ordering of the points 1 , <7+ (l) and g + (ri ) and also of 1 ,

/ + (1) and f + (na) varies depending on the values of a, b, a and d

Our object now is to express I(x, y) as a double integral over

the region R or R ^ or, when this is not possible, as a double

integral over the region R ^ or R plus a single integral. To do

this for the case when (a + b ) ( o + d) < 0 requires some additional results. When (o+d) < 0 , (a + b) > 0 and, in addition, a > 1 , b - 1 , we have

£2+ = -1 + j[(l+ö)2(l-<i)2 + (l+d)2(l-c)?]2 > -1 ,

?1+ = - 1 - |[(l+a)^(i-l)^-(l+i)2(a-l)tl2 £ -1 ,

and thus £ > * Hence, if (a+d) < 0 and max{a, b} > 1 , it follows from eq. (4-108) that = £2+ . If (a+d) < 0 and

(a+b) > 0 , but max{a, b) < 1 , it is convenient to define angles a , 3 , Y , (S by

a = arc cos a , 3 = arc cos b , Y = arc cos a , 6 = arc cos <2 , (4-113) where

0 <

a

< tt ,

o

<

3

< tt , o < y < t t s 0 < 6 < tt .

(These angles are similar to those used by Karplus, Sommerfield and Wichmann 1959.) Then

£1+ = -cos(a±3) ,

^2± -c o s(y±6) , n 1+ = -cos(a±Y) , ^2± = -cos(3±(S) .

The condition (o+d) < 0 is equivalent to tt < (y+<5) < 2tt , while (a+b) > 0 is equivalent to 0 < (a+3) < tt . If, in addition,

(a+3+Y+6) 5 2tt , then 0 < (y+6-tt) < tt - (a+3) < tt , and so

c o s(y+<5) - cos (a+3) and 5 If » however, (a+3+Y+($) > 2tt , then < £1+ • particular, when a + 3 + Y + ö = 2TT, then

^1+ ~ ^2+ and ^±^1+) " -f±^2+^ = ni+ = n2+ *

We have now shown that, when (a+d) < 0 and (a+b) > 0 , ^a = ^2+ ^ max(a, b} > 1 or if -1 < a - 1 , -1 < b - 1 and

(a+3+Y+ß) - 2tt . However, = £ if -1 < a 5 1 , -1 < b < 1 and (a+3+Y+ö) > 2tt . Also, when (a+d) < 0 , (a+b) > 0 and y < -1 ,

/_(£)

______b _ ___ ^ ^ (4-114)

for < £ < 1 • To prove eq. (4-114), note that /+(£) > -1 for

K

-

K

< 1 , so that, from eq. (4-12), F

(E,, y

) < 0 for

E,

5

E,

< 1

oc cx

and

y

< -1 . That /+ (£) > -1 for 5

E,

< 1 may be seen as follows.

The argument above shows that £ > -1 . Similarly for case (2b),

ria > -1 , which shows that for this case /+(£) > -1 for E,^ 5 E, < 1 .
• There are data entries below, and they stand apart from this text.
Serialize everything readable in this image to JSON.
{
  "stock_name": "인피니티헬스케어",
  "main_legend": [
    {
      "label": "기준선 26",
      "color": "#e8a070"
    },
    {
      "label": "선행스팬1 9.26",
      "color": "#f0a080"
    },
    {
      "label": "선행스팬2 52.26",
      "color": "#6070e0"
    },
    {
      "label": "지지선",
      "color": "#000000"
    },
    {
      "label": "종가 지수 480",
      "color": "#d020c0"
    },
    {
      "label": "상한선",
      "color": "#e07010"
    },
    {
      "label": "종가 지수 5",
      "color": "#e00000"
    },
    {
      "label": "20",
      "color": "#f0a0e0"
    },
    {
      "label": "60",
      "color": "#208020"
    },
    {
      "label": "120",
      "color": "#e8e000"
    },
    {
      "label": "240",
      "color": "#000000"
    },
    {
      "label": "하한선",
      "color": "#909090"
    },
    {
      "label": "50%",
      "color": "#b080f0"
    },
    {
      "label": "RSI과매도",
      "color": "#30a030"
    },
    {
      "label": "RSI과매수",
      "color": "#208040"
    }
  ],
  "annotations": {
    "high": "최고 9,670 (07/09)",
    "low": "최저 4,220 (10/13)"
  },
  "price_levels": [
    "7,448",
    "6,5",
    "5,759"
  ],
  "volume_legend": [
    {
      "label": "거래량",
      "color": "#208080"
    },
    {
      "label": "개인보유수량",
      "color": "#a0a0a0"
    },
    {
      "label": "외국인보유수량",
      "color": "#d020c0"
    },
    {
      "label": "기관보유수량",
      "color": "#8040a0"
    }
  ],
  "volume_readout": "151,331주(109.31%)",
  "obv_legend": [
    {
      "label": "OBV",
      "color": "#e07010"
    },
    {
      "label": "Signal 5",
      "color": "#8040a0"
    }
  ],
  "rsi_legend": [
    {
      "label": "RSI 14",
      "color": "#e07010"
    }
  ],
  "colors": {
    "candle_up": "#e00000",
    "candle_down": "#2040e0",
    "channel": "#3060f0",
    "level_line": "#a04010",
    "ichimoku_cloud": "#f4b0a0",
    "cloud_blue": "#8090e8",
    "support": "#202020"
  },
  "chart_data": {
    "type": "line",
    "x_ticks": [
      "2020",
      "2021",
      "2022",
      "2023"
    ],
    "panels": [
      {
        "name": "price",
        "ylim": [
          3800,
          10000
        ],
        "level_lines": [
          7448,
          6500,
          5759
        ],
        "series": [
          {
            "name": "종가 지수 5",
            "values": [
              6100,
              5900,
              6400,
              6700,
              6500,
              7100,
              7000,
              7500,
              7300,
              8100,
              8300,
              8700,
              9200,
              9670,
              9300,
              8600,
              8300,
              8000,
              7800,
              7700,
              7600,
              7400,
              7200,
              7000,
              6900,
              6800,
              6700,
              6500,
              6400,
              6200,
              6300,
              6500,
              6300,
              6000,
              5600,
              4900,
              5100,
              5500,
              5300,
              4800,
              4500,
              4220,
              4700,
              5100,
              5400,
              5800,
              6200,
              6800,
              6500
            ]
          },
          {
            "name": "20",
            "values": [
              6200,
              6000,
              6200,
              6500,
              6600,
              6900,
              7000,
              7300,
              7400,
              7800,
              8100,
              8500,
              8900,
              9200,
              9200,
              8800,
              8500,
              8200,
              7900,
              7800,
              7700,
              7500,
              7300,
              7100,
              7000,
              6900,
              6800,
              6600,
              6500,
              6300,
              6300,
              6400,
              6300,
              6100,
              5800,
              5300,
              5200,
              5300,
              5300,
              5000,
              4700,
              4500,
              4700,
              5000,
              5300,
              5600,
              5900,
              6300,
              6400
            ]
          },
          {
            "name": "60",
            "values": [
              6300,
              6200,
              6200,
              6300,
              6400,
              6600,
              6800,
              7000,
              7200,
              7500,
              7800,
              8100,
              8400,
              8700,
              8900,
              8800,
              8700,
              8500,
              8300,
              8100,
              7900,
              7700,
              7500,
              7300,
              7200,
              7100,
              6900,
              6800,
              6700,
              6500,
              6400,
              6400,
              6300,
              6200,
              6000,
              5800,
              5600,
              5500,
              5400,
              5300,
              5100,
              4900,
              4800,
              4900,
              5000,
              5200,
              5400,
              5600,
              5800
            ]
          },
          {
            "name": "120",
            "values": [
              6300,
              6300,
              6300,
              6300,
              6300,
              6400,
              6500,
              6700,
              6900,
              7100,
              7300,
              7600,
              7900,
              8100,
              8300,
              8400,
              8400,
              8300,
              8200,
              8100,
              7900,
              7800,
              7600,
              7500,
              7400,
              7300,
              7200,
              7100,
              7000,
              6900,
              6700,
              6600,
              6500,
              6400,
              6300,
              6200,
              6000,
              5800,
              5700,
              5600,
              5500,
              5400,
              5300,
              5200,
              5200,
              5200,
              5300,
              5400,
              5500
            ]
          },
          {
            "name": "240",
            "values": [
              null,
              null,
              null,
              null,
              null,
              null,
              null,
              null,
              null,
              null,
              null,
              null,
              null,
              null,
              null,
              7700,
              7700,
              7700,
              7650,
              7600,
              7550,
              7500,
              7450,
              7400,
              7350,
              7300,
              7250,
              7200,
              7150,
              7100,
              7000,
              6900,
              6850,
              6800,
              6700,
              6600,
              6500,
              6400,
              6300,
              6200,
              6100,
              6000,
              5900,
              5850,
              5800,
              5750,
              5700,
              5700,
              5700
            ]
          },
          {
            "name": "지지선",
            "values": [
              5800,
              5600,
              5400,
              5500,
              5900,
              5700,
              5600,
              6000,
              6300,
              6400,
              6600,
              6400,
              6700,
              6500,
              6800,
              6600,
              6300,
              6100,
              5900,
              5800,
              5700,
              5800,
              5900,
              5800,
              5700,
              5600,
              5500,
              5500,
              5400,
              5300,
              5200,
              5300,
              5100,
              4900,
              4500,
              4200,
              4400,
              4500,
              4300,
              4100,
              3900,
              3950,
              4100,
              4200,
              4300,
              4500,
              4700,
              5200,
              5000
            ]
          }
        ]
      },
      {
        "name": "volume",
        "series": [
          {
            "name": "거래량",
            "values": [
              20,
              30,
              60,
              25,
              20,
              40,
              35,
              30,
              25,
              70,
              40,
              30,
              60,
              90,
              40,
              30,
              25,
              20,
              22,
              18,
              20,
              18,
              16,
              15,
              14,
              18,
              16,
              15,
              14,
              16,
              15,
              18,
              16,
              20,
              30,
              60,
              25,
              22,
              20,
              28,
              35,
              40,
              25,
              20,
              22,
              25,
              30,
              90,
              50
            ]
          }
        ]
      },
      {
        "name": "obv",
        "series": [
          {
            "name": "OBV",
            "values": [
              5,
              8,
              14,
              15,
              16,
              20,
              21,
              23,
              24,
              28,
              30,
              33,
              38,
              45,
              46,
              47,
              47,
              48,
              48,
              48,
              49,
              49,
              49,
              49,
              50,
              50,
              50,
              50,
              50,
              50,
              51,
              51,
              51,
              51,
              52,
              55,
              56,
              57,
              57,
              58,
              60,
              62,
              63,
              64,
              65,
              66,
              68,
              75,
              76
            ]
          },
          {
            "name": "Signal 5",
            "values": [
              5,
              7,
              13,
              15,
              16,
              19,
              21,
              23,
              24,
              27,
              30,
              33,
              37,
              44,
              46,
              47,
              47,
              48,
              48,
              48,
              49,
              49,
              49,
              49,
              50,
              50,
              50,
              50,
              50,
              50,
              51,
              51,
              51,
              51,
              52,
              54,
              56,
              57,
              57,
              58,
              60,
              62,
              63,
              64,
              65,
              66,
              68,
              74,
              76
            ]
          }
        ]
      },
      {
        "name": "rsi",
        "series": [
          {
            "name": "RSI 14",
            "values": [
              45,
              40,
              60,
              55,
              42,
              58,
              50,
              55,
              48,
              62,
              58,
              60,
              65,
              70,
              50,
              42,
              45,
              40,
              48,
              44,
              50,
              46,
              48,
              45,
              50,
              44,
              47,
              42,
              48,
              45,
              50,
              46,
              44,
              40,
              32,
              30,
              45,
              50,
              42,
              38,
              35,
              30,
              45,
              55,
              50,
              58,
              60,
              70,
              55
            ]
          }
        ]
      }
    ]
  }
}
For case (2a) this result follows directly from the properties of

f + (E,)

summarized in fig. 4-4.

We are now in a position to give the explicit form of

I(x, y)

for the various mass configurations.

I: (

a + b

) > 0 ,

(a+d)

> 0 . From eq. (4-94) it follows that

dE,dr\

1

rr

In document The analytic properties of the triangle and box diagram amplitudes (Page 146-154)